      X-Header: ((display_url))
  priority: 0

Let's say you do the following GET request: http://localhost:5000/dynamic-display-url.txt?var1=value&var2=value2. The response text will look like this:

URL: http://localhost:5000/dynamic-display-url.txt?var1=value&var2=value2

Client IP

The client IP body parser makes it possible to write the IP address of the requester to the response.

- id: dynamic-client-ip-example
  conditions:
    method: GET
    url:
      path: /dynamic-client-ip.txt
  response:
    enableDynamicMode: true
    text: 'IP: ((client_ip))'
    headers:
      X-Header: ((client_ip))
  priority: 0

Let's say you make the following request:

URL

http://localhost:5000/dynamic-client-ip.txt

Method

GET

IP

192.168.178.15

The response will look like this:

IP: 192.168.178.15

Local and UTC date & time

These two body parsers can insert the current local date & time or the UTC date & time in the response body or headers.
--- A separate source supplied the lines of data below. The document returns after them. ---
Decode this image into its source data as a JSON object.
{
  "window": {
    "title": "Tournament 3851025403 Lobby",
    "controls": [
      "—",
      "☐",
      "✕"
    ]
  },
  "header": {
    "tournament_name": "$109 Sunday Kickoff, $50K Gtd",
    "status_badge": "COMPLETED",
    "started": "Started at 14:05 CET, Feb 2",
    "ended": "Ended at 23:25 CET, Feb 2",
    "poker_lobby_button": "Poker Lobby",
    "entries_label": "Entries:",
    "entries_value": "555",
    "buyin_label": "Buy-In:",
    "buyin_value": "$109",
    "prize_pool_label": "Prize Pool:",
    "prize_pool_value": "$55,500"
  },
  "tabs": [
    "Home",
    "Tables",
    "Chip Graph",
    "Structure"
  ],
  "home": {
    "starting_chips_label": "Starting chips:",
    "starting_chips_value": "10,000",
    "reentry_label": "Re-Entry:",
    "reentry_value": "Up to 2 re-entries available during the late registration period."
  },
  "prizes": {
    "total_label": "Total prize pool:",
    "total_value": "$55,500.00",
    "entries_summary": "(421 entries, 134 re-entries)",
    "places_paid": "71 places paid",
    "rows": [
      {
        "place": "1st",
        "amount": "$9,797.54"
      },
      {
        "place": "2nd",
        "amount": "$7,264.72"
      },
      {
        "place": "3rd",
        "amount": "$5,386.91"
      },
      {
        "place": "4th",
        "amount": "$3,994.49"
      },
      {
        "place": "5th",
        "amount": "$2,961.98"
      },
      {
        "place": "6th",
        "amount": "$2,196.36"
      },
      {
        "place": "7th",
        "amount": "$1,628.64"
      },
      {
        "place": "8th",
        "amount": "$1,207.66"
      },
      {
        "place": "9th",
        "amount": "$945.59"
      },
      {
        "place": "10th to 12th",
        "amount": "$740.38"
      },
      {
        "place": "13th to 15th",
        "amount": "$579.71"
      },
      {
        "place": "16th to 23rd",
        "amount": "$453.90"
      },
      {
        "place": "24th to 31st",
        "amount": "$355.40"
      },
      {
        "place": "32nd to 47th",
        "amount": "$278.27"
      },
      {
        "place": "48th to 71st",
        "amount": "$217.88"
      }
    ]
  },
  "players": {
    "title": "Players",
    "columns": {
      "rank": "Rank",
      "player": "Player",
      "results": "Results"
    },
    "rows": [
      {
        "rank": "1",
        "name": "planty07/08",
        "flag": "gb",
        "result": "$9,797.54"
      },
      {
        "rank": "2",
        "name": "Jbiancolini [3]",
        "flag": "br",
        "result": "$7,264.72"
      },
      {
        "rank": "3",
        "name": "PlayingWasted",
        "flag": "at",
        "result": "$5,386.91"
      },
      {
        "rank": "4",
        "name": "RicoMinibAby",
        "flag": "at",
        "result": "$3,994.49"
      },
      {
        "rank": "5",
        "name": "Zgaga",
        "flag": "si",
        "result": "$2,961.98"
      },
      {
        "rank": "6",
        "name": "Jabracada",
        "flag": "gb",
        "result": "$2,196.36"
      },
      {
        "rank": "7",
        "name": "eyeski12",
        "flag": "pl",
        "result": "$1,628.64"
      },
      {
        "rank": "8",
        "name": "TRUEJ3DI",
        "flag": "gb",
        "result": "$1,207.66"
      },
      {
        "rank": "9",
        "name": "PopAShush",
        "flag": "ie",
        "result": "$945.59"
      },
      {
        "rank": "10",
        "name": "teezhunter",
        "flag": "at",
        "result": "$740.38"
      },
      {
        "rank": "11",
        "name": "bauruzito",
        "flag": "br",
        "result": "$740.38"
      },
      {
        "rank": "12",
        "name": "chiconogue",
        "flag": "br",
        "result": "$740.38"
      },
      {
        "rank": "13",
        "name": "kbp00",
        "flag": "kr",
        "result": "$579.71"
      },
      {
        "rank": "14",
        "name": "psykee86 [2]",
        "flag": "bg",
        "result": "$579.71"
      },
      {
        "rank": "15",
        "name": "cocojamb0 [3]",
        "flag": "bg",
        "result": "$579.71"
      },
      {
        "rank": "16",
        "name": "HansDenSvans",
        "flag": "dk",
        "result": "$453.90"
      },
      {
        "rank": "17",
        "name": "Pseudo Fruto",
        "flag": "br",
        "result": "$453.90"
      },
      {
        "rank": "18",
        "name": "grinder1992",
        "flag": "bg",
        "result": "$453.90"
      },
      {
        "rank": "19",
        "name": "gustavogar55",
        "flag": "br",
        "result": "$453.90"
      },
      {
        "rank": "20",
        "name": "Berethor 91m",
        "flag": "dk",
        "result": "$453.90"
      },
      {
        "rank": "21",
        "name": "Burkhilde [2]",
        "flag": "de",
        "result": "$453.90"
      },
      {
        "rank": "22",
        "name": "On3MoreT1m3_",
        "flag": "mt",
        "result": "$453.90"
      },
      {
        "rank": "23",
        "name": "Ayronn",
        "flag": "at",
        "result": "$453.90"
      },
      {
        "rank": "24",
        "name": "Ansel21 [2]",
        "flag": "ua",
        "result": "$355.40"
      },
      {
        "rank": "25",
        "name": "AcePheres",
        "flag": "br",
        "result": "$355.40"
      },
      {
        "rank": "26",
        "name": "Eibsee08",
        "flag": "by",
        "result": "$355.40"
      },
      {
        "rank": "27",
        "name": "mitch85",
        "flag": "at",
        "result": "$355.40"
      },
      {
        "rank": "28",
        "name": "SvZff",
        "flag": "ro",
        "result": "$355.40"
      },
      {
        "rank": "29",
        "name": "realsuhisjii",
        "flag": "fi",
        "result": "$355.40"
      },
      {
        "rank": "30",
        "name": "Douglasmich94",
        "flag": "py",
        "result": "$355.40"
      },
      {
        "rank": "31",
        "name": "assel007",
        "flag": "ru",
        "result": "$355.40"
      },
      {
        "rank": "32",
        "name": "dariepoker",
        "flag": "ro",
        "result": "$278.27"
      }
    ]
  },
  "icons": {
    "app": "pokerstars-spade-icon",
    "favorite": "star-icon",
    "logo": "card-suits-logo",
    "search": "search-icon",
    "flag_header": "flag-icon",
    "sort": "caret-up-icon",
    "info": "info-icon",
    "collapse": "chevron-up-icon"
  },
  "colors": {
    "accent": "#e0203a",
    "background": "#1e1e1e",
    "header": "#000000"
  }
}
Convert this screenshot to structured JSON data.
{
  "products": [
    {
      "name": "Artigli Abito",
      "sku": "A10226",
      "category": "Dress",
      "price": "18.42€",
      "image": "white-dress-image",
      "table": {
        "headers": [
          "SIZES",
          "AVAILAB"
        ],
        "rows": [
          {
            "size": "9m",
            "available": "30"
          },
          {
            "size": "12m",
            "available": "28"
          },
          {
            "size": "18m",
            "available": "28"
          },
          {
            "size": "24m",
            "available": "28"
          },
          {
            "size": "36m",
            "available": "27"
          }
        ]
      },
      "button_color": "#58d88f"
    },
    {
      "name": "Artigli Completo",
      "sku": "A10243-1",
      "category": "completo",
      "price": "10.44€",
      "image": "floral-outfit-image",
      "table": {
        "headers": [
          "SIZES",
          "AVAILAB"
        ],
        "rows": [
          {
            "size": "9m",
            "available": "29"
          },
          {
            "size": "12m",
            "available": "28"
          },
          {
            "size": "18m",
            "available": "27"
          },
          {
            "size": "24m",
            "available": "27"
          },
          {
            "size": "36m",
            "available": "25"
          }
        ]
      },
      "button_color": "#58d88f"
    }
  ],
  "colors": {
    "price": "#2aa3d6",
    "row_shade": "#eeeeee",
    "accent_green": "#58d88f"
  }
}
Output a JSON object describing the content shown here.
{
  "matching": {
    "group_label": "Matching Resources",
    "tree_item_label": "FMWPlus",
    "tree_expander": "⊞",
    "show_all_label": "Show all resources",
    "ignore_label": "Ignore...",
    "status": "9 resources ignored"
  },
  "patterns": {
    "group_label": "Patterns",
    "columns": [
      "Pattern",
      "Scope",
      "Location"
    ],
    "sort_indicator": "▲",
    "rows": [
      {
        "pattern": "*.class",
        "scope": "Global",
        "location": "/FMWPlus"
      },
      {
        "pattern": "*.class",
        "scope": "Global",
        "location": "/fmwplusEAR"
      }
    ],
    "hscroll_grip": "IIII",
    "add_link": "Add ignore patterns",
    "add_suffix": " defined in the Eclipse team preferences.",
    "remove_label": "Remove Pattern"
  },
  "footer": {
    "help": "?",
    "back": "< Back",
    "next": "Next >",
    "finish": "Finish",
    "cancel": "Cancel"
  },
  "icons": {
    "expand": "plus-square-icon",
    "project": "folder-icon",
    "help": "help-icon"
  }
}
- id: dynamic-local-now-example
  conditions:
      method: GET
      url:
          path: /dynamic-local-now.txt
  response:
      enableDynamicMode: true
      text: 'Local now: ((localnow:yyyy-MM-dd HH:mm:ss))'
      headers:
          X-Header: ((localnow:yyyy-MM-dd HH:mm:ss))
  priority: 0

- id: dynamic-utc-now-example
  conditions:
      method: GET
      url:
          path: /dynamic-utc-now.txt
  response:
      enableDynamicMode: true
      text: 'UTC now: ((utcnow:yyyy-MM-dd HH:mm:ss))'
      headers:
          X-Header: ((utcnow:yyyy-MM-dd HH:mm:ss))
  priority: 0

URL

http://localhost:5000/dynamic-local-now-ip.txt

Method

GET

The response will look like this:

Local now: 2019-08-21 21:13:59

For both localnow and utcnow, you can optionally provide a date format. Since HttPlaceholder is a .NET application, you can use all DateTime format strings supported by .NET. For information on all formatting strings, read https://docs.microsoft.com/en-us/dotnet/standard/base-types/custom-date-and-time-format-strings.

Reverse proxy

HttPlaceholder contains a very simple reverse proxy as response option. In short, if you want to route some requests (or any request that doesn't match any other stub) to an external web service, you can do this with the reverse proxy response writer. Here are some examples that you can use.

Scenario: https://jsonplaceholder.typicode.com/todos is an API for testing purposes which returns a list of todo items. We want to configure HttPlaceholder to proxy the requests to this URL and return the response of that call to the client.

- id: reverse-proxy-1
  conditions:
    url:
      path: /todos
  response:
    reverseProxy:
      url: https://jsonplaceholder.typicode.com/todos
      appendPath: true
      appendQueryString: true
      replaceRootUrl: true

When you now make a call to http://localhost:5000/todos, a request will be made to https://jsonplaceholder.typicode.com/todos and the response of that call will be returned to the client.

The variable appendPath is set to true (which is, by default, set to false by the way), which means that everything you put in your URL after /todos (which you've you configured in your conditions) will be appended to the proxy URL. So, let's say you go to http://localhost:5000/todos/1, HttPlaceholder will send a request to https://jsonplaceholder.typicode.com/todos/1.

Also, the variable appendQueryString is set to true (which is by default false). Like the name says, it appends the query string of the request to HttPlaceholder to the reverse proxy request. For example, let's say you make a request to http://localhost:5000/todos?key=val, then HttPlaceholder will make a request to https://jsonplaceholder.typicode.com/todos?key=val.

Finally, there is also a reverse proxy setting called replaceRootUrl (which is by default false). If this is set to true, any reference of https://jsonplaceholder.typicode.com (so the root URL of your reverse proxy URL) will be replaced by the root URL of HttPlaceholder (e.g. http://localhost:5000). The replacing will be done in the reverse proxy response body and response headers.